According to former Leatherneck editor, Col James A. Donovan, USMC (Ret), the red patches worn upon helmets and at the knees of the trousers by service battalions were the consequence of a Second Marine Division planners' conference early in 1944 dealing with lessons learned at the Battle of Tarawa.
It had been noted that there were too many Marines lingering on the beach behind the sea wall, helping with wounded and unloading supplies. They actually belonged on the forward firing lines with their rifle squads, but it was difficult to tell who the proper shore party and beach party were in the general confusion of those first violent hours.

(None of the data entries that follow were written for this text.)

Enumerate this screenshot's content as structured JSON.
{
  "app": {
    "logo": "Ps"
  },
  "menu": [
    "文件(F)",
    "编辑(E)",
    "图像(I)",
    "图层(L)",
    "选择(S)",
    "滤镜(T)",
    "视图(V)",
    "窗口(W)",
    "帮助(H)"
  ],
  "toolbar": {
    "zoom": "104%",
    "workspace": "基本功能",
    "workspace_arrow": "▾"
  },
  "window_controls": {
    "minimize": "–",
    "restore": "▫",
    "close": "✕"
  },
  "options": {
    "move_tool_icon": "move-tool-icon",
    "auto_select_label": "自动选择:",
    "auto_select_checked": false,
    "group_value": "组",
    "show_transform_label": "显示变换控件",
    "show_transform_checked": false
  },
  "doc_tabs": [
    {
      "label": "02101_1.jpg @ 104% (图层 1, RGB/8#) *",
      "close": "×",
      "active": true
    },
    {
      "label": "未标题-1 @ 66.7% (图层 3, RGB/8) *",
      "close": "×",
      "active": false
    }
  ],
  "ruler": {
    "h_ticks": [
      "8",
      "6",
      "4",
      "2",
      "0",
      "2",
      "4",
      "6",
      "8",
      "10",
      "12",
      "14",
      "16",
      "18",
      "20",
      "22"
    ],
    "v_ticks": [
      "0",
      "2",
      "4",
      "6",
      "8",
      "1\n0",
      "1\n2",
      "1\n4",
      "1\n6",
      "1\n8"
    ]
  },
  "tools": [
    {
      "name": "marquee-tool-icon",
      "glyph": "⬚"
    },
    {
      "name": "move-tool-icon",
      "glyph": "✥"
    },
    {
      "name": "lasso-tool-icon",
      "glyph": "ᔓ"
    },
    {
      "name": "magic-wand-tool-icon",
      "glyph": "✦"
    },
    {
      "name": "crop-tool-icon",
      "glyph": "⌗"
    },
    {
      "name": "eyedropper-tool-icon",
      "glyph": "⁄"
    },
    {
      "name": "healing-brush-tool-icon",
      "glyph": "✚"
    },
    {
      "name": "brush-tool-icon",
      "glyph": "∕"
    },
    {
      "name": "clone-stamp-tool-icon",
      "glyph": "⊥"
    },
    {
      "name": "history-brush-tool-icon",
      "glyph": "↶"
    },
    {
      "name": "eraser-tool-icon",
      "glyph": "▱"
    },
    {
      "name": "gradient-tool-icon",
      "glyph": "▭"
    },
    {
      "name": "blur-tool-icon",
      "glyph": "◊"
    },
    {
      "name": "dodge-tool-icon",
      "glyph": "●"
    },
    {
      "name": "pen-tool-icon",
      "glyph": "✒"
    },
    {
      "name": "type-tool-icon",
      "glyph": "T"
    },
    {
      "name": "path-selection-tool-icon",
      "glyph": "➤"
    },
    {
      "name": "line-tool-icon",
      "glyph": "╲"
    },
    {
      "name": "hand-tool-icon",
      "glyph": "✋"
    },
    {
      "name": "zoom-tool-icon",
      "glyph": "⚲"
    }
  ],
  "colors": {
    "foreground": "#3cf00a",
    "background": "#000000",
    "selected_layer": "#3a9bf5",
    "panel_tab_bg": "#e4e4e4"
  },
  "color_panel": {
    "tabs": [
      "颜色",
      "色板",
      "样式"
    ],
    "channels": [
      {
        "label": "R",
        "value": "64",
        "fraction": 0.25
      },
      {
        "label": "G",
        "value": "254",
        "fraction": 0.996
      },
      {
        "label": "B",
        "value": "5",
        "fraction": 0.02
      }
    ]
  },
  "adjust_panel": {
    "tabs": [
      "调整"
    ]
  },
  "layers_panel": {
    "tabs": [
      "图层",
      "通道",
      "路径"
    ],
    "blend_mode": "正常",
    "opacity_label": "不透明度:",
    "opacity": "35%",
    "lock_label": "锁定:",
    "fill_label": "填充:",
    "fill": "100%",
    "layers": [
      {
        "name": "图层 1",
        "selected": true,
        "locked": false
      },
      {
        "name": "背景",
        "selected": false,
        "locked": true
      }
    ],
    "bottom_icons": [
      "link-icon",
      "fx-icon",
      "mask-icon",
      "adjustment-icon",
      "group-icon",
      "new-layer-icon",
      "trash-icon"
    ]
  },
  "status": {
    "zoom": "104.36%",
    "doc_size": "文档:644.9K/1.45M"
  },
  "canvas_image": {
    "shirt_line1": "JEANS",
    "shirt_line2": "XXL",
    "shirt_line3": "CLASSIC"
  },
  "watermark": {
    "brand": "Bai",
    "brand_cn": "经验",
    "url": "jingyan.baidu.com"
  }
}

The planners decided that a distinguishing square red patch on the helmet covers would help, but in the tropic heat, many men took off the hot helmets. A patch on the shirt sleeve where most unit patches were worn was not considered acceptable because again the troops in the rear areas frequently stripped off their uniform shirts in the burning tropic heat. So, assuming most Marines keep their trousers on in combat, the knee of the trousers was accepted as a good location for a little square red patch of cloth.